To test out the opportunity, we first spent time with Romina and her fellow business owners to understand what we needed to build to ensure our self-driving delivery service could seamlessly integrate with their operations. We need to know whether they already had digital order-taking capability or whether we had to build it for them. For our first trial, we designed an easy-to-use app for shops to request a test vehicle when they needed to make a delivery. Using our app, they were able to make deliveries on demand for items that needed to be delivered right away, or they could schedule deliveries at a specific time. We used our routing technology to optimize the vehicle’s travel schedule and make sure it could effectively balance demand among the businesses.
We also took the opportunity to test different interior designs for our purpose-built self-driving vehicle planned to arrive in 2021. For this test program, we used a customized Ford Escape to handle the deliveries.

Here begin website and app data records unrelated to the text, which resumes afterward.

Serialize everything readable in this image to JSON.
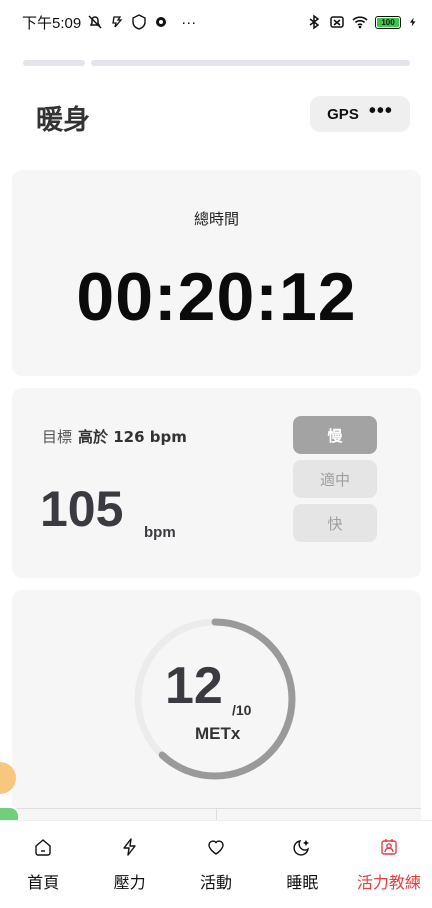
{
  "status_bar": {
    "time": "下午5:09",
    "more": "···",
    "battery_level": "100"
  },
  "header": {
    "title": "暖身",
    "gps_label": "GPS",
    "more_label": "•••"
  },
  "progress_segments": [
    {
      "filled": true
    },
    {
      "filled": false
    }
  ],
  "time_card": {
    "label": "總時間",
    "value": "00:20:12"
  },
  "heart_rate_card": {
    "target_prefix": "目標",
    "target_value": "高於 126 bpm",
    "value": "105",
    "unit": "bpm",
    "speed_options": [
      {
        "label": "慢",
        "active": true
      },
      {
        "label": "適中",
        "active": false
      },
      {
        "label": "快",
        "active": false
      }
    ]
  },
  "met_card": {
    "value": "12",
    "denominator": "/10",
    "unit": "METx",
    "progress_fraction": 0.62
  },
  "bottom_nav": {
    "items": [
      {
        "label": "首頁",
        "icon": "home-icon",
        "active": false
      },
      {
        "label": "壓力",
        "icon": "lightning-icon",
        "active": false
      },
      {
        "label": "活動",
        "icon": "heart-icon",
        "active": false
      },
      {
        "label": "睡眠",
        "icon": "moon-icon",
        "active": false
      },
      {
        "label": "活力教練",
        "icon": "coach-icon",
        "active": true
      }
    ]
  },
  "colors": {
    "accent_active": "#e34141",
    "card_bg": "#f6f6f6",
    "ring_progress": "#9a9a9a",
    "ring_track": "#ececec"
  }
}
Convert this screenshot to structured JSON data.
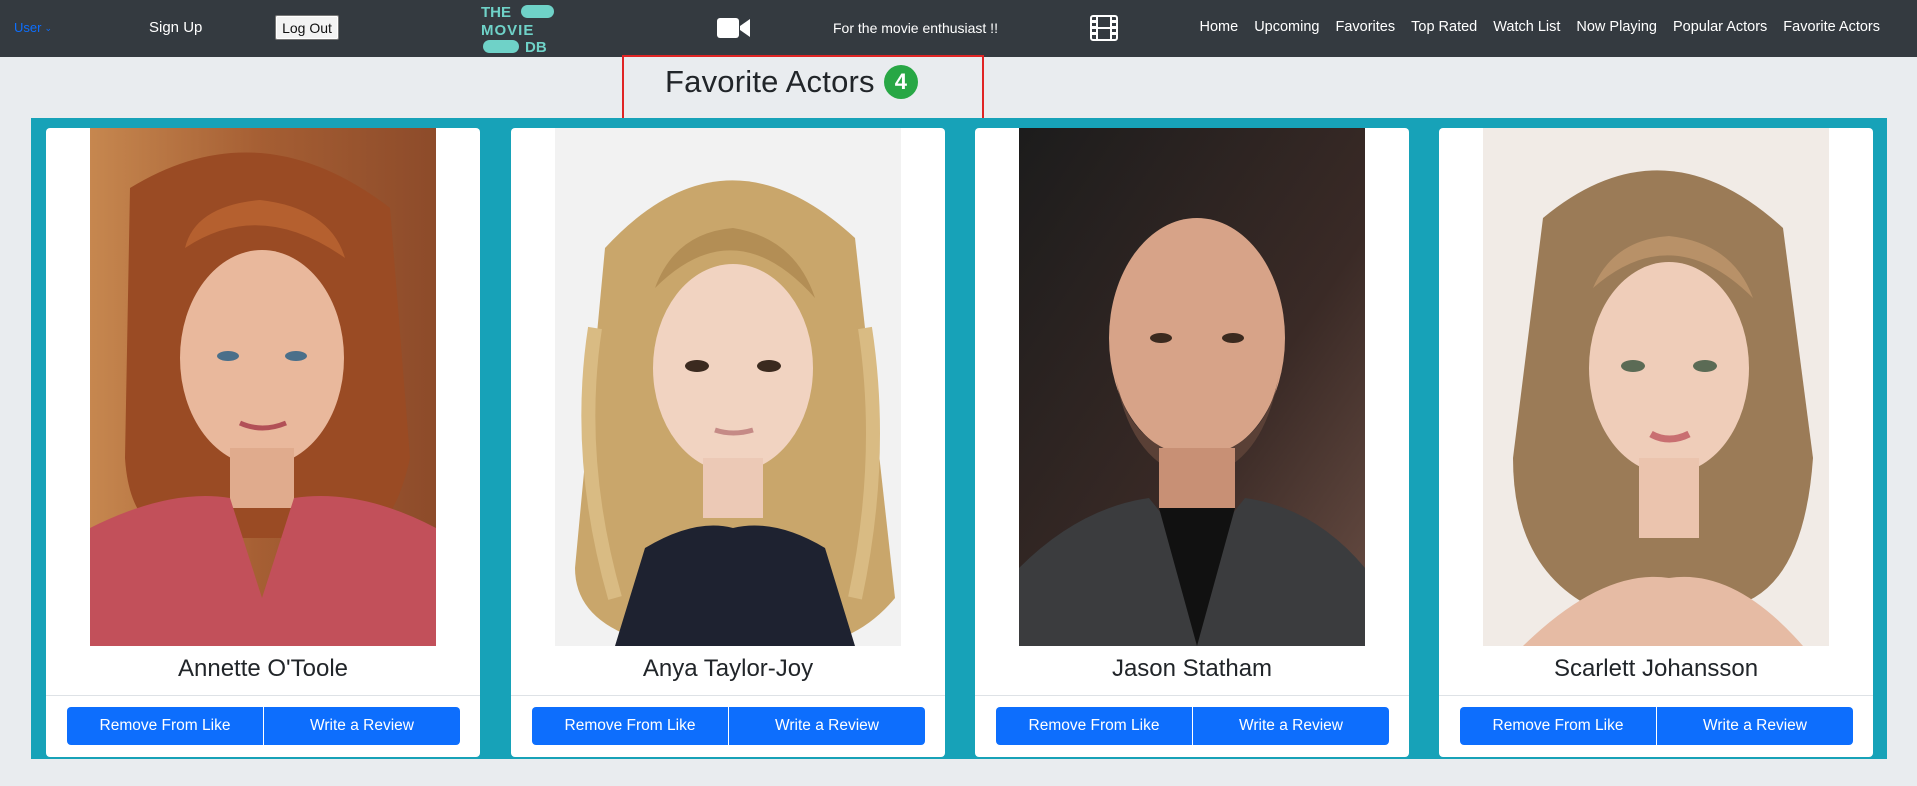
{
  "navbar": {
    "user_label": "User",
    "signup_label": "Sign Up",
    "logout_label": "Log Out",
    "logo": {
      "line1": "THE",
      "line2": "MOVIE",
      "line3": "DB"
    },
    "tagline": "For the movie enthusiast !!",
    "links": [
      "Home",
      "Upcoming",
      "Favorites",
      "Top Rated",
      "Watch List",
      "Now Playing",
      "Popular Actors",
      "Favorite Actors"
    ]
  },
  "page": {
    "title": "Favorite Actors",
    "count": "4"
  },
  "actors": [
    {
      "name": "Annette O'Toole",
      "remove_label": "Remove From Like",
      "review_label": "Write a Review"
    },
    {
      "name": "Anya Taylor-Joy",
      "remove_label": "Remove From Like",
      "review_label": "Write a Review"
    },
    {
      "name": "Jason Statham",
      "remove_label": "Remove From Like",
      "review_label": "Write a Review"
    },
    {
      "name": "Scarlett Johansson",
      "remove_label": "Remove From Like",
      "review_label": "Write a Review"
    }
  ],
  "colors": {
    "navbar_bg": "#343a40",
    "page_bg": "#e9ecef",
    "panel_bg": "#17a2b8",
    "button_primary": "#0d6efd",
    "badge_success": "#28a745",
    "highlight_border": "#e02424",
    "logo_teal": "#6fd2c8"
  },
  "icons": [
    "chevron-down-icon",
    "video-camera-icon",
    "film-strip-icon"
  ]
}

The Escape’s cargo area was outfitted with a foam vase holder capable of securing four different floral arrangements, as well as with a clothes rack for items from the dry cleaners. Testing modifications like these gives us important early insight into how to make our delivery service most valuable to customers.
As with our previous business pilot programs, the vehicles we use are not equipped with self-driving technology yet. We simulate the experience with graphics and sensor attachments so we can gather insights on how people will really interact with a self-driving vehicles in the future. The development of our self-driving technology, led by Argo AI, continues independent from these business experience tests.
For Romina, the delivery service meant relief. The app notified her when the vehicle arrived at her shop and gave her time to load the cargo area, which safely held her floral arrangements in place even in Miami traffic. She was able to track her deliveries through the app and reliably let her customers know when to expect their flowers.
For a business like Romina’s, filling delivery requests is often a stressful process. Without a delivery van, she was usually left trying to find a delivery driver who could help — a complex task since some days she’d have more orders than others. A self-driving delivery service that she could tap into as needed brought an element of convenience to her business while ensuring her customers got their orders on time.
And that’s the point. Self-driving vehicles have the potential to remedy many of the issues facing local business owners, allowing them to focus on what really matters — running their business. We’re excited to be part of this important sector of our economy and our community. As we continue our testing, we will refine other aspects of our delivery service business model, the operations, the app, the vehicle and perhaps most importantly, the user experience. We’re working to build a service that’s accessible, reliable, sensitive to the needs of our local markets, and that helps our communities thrive. And when a third-generation florist calls our initial attempts at this kind of service “a delivery life-saver,” we know we’re on the right track.
After all, Romina has known flowers for all her life. That’s the service she provides to her customers and her community. She’s didn’t know about self-driving technology when we met her — and our goal is to make sure she never has to. All she has to know is that our service will be there to help as her family’s flower shop continues to thrive right here in Miami.